#### [TASK TO COMPLETE]
Find and return every line of the data that contains the word "this".

START AVAILABLE RECORDS

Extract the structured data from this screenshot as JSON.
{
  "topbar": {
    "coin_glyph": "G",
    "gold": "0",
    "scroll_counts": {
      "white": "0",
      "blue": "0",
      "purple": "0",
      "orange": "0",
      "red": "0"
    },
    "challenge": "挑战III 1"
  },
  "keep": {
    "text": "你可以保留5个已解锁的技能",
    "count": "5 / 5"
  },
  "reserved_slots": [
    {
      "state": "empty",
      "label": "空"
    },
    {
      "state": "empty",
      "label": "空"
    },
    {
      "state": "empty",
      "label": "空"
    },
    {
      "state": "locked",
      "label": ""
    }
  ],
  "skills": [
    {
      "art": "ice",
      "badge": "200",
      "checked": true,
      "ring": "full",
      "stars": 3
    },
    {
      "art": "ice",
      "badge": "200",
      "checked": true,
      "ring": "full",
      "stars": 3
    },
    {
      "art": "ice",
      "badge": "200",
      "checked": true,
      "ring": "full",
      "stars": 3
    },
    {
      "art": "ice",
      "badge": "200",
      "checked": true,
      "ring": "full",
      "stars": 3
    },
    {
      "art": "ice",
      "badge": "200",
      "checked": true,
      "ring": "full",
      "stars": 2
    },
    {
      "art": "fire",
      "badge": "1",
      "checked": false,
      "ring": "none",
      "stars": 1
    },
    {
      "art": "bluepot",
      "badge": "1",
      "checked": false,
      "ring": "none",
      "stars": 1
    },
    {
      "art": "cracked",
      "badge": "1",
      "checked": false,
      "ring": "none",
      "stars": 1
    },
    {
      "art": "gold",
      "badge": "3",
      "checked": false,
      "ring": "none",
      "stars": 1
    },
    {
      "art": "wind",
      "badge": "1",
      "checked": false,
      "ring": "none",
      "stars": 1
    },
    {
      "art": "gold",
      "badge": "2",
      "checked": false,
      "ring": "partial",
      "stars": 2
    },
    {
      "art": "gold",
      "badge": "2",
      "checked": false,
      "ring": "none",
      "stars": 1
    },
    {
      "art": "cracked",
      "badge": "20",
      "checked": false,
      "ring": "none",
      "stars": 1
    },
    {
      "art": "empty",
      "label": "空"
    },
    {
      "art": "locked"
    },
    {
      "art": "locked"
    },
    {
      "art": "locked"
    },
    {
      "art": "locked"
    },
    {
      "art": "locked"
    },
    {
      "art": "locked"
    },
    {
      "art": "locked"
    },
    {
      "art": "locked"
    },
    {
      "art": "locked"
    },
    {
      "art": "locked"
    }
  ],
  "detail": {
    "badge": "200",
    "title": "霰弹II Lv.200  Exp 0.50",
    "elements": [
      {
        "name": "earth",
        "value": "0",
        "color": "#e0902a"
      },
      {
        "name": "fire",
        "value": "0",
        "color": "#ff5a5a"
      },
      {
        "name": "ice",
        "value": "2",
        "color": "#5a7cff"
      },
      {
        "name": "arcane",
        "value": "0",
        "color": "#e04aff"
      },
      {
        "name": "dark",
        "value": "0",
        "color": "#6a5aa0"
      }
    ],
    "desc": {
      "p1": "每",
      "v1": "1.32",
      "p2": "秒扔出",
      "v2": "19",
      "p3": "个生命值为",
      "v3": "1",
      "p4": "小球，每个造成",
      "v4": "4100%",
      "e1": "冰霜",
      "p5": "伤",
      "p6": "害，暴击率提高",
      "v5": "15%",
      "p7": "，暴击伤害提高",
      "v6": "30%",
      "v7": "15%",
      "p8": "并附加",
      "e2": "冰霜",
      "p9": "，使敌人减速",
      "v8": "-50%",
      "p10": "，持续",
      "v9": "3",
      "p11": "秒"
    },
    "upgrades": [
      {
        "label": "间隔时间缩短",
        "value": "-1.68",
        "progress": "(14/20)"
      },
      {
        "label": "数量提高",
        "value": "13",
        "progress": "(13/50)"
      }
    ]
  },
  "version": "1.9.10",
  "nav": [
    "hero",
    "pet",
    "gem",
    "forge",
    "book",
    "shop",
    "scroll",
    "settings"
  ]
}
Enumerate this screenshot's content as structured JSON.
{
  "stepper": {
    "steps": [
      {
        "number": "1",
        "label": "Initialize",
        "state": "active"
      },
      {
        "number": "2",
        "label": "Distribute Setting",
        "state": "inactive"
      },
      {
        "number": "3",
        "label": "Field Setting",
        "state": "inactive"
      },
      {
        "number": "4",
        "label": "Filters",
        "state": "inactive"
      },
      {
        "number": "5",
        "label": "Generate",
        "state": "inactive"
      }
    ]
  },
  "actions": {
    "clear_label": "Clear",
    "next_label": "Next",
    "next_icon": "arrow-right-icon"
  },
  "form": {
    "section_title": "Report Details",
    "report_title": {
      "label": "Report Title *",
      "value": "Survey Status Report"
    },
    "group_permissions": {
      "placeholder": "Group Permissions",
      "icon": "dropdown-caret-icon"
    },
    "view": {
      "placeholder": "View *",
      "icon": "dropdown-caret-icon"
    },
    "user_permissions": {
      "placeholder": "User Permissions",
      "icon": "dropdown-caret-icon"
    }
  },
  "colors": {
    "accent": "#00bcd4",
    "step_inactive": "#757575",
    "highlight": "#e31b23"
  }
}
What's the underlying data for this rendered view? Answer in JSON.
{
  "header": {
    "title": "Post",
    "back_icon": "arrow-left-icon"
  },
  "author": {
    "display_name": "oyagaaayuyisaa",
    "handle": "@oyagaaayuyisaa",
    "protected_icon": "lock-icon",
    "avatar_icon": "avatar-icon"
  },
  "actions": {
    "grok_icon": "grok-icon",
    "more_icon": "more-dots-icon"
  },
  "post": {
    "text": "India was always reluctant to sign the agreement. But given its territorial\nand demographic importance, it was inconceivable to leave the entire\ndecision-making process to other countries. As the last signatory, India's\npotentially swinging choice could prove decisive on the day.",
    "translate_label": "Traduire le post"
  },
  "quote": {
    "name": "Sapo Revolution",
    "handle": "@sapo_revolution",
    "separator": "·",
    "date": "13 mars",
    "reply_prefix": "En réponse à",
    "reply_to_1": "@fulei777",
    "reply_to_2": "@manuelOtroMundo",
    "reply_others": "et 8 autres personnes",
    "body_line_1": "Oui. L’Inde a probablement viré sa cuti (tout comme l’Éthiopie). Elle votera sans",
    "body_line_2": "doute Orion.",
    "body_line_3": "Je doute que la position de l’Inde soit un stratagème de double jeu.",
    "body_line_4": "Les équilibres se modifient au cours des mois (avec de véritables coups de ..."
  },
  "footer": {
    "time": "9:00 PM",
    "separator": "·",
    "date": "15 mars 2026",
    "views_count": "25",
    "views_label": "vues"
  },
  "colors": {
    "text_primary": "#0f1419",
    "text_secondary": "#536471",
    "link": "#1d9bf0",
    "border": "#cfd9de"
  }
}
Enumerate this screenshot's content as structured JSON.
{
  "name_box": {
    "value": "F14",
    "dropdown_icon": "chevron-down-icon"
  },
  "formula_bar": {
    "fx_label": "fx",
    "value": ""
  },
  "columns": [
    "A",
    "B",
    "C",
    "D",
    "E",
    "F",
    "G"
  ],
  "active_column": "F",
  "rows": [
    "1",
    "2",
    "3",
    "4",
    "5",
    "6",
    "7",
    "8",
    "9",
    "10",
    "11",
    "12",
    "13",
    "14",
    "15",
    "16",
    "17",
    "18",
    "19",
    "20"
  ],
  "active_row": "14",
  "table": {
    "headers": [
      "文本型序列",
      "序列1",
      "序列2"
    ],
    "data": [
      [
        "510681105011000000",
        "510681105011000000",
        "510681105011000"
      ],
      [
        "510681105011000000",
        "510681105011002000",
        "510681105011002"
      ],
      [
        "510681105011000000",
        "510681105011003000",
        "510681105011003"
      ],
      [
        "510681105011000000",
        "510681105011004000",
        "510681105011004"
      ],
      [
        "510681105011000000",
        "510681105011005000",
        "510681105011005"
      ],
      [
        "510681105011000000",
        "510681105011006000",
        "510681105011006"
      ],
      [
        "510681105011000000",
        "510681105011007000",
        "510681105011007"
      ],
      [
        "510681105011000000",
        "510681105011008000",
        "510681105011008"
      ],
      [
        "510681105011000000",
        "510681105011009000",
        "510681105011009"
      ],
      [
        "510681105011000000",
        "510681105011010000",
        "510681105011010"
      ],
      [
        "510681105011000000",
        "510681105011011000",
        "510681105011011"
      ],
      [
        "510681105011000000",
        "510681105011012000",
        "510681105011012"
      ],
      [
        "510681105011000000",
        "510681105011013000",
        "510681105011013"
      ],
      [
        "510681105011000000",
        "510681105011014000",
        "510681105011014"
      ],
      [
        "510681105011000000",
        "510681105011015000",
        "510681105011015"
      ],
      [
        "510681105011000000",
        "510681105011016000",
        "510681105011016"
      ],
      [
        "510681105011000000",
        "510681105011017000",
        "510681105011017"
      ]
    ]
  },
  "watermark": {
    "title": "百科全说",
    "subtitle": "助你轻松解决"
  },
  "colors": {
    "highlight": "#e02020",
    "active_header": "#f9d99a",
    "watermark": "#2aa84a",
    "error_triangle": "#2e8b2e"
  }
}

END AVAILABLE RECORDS

#### [REPLY TO THE EXERCISE]
Extract the structured data from this screenshot as JSON.
Enumerate this screenshot's content as structured JSON.
What's the underlying data for this rendered view? Answer in JSON.
Enumerate this screenshot's content as structured JSON.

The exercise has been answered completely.